[WORKING DATA — start]

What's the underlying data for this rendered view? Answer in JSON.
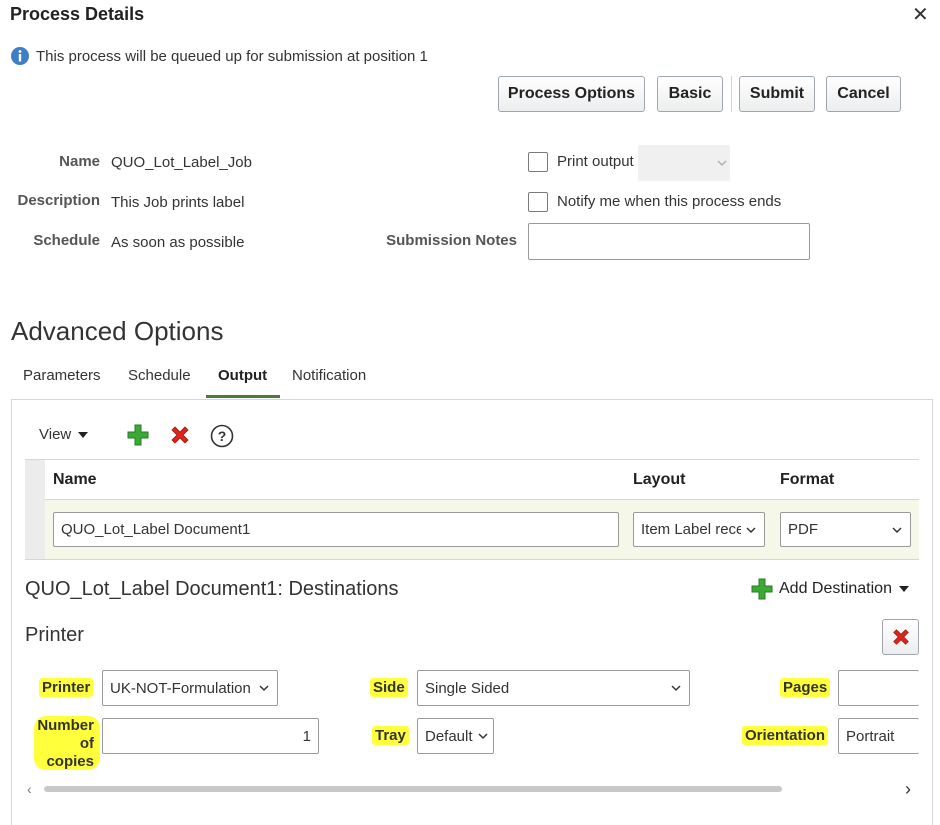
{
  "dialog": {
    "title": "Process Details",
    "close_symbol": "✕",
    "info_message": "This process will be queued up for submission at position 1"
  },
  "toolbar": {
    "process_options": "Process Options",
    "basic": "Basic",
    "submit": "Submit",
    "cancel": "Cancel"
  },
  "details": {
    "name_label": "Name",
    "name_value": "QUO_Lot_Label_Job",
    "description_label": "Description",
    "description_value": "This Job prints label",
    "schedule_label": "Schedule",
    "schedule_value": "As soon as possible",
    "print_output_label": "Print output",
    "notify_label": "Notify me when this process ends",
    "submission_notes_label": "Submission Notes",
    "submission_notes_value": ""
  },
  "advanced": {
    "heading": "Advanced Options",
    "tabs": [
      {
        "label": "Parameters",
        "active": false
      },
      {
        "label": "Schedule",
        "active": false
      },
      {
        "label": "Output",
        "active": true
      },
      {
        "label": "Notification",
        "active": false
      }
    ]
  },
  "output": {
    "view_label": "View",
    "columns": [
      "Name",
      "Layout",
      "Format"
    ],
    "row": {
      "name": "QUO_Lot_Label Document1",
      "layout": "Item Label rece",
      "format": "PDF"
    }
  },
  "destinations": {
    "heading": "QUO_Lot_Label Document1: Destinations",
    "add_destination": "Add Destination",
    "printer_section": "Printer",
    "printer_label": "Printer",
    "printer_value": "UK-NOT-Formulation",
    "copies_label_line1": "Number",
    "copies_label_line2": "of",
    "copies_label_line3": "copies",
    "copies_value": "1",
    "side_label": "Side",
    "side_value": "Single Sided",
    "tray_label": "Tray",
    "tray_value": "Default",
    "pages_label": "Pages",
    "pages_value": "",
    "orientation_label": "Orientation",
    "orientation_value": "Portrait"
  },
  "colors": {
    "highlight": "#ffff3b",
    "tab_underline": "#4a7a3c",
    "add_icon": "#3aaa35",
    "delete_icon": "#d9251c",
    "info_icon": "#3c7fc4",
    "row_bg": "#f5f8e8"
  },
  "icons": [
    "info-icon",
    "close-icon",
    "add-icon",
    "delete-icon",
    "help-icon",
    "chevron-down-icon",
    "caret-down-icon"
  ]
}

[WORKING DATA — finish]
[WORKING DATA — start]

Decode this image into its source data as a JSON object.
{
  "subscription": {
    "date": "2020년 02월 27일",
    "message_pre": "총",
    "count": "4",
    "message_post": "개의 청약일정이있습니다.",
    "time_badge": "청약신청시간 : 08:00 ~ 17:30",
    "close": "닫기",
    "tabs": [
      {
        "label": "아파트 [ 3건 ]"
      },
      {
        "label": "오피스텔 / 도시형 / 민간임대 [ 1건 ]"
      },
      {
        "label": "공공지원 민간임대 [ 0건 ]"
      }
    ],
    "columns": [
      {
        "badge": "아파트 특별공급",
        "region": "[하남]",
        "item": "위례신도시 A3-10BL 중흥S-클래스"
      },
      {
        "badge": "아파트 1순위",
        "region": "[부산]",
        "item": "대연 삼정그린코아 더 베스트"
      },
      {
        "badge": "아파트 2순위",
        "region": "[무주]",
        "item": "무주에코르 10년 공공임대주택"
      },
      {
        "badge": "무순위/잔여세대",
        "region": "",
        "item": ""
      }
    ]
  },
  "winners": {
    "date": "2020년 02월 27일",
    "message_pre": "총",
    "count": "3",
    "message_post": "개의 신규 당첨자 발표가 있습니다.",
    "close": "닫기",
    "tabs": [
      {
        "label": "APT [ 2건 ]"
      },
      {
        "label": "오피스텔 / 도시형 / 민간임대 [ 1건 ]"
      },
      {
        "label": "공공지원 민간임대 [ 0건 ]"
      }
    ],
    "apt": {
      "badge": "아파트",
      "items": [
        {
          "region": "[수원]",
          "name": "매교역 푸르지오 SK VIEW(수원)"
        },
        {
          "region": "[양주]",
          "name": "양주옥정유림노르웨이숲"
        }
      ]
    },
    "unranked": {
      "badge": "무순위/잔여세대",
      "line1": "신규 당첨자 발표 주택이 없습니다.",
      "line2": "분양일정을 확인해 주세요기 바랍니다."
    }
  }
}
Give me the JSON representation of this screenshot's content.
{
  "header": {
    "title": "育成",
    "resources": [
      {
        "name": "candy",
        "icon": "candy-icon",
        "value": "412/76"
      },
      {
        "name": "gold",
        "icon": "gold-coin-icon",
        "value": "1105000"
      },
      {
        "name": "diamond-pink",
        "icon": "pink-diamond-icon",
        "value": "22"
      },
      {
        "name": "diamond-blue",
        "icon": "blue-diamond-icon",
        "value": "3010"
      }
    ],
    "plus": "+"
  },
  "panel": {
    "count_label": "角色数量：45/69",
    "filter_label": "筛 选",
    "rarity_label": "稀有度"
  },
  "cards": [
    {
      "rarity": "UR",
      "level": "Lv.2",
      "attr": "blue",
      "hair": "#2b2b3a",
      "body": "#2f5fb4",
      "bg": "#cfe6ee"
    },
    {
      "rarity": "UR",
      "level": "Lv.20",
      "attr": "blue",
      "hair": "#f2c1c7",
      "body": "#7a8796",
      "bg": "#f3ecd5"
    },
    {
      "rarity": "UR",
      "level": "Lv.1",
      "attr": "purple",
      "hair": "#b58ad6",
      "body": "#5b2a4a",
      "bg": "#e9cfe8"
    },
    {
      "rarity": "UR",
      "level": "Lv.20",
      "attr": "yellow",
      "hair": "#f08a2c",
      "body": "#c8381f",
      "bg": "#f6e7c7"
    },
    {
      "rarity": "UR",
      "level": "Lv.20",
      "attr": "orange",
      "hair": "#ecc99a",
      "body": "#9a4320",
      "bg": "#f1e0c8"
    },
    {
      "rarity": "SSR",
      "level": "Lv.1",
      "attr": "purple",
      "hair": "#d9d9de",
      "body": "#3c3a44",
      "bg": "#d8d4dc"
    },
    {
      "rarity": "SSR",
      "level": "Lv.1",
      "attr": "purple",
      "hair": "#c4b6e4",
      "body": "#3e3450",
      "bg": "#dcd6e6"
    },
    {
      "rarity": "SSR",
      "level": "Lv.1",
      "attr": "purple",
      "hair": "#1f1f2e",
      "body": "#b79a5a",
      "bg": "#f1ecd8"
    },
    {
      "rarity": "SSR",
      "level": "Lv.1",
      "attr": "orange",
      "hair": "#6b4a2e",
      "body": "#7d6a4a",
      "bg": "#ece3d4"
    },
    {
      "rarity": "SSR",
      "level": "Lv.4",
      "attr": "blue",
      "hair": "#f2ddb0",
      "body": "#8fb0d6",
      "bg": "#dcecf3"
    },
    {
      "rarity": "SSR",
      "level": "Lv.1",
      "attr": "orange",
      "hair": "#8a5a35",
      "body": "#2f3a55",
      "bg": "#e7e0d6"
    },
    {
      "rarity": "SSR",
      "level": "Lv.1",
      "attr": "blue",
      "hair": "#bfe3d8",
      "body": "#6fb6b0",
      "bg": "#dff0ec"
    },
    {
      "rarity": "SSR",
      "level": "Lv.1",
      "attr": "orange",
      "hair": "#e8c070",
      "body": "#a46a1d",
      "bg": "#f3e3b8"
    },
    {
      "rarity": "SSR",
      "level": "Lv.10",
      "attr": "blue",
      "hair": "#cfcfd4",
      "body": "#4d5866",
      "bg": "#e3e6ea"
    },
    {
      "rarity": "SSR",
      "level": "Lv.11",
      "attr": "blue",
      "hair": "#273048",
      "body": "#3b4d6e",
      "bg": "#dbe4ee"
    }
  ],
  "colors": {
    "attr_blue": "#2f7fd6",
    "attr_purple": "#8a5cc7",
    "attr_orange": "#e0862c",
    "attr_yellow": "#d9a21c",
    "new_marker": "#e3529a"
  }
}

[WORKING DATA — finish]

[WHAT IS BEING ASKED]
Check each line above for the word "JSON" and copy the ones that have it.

[THE ANSWER]
What's the underlying data for this rendered view? Answer in JSON.
Decode this image into its source data as a JSON object.
Give me the JSON representation of this screenshot's content.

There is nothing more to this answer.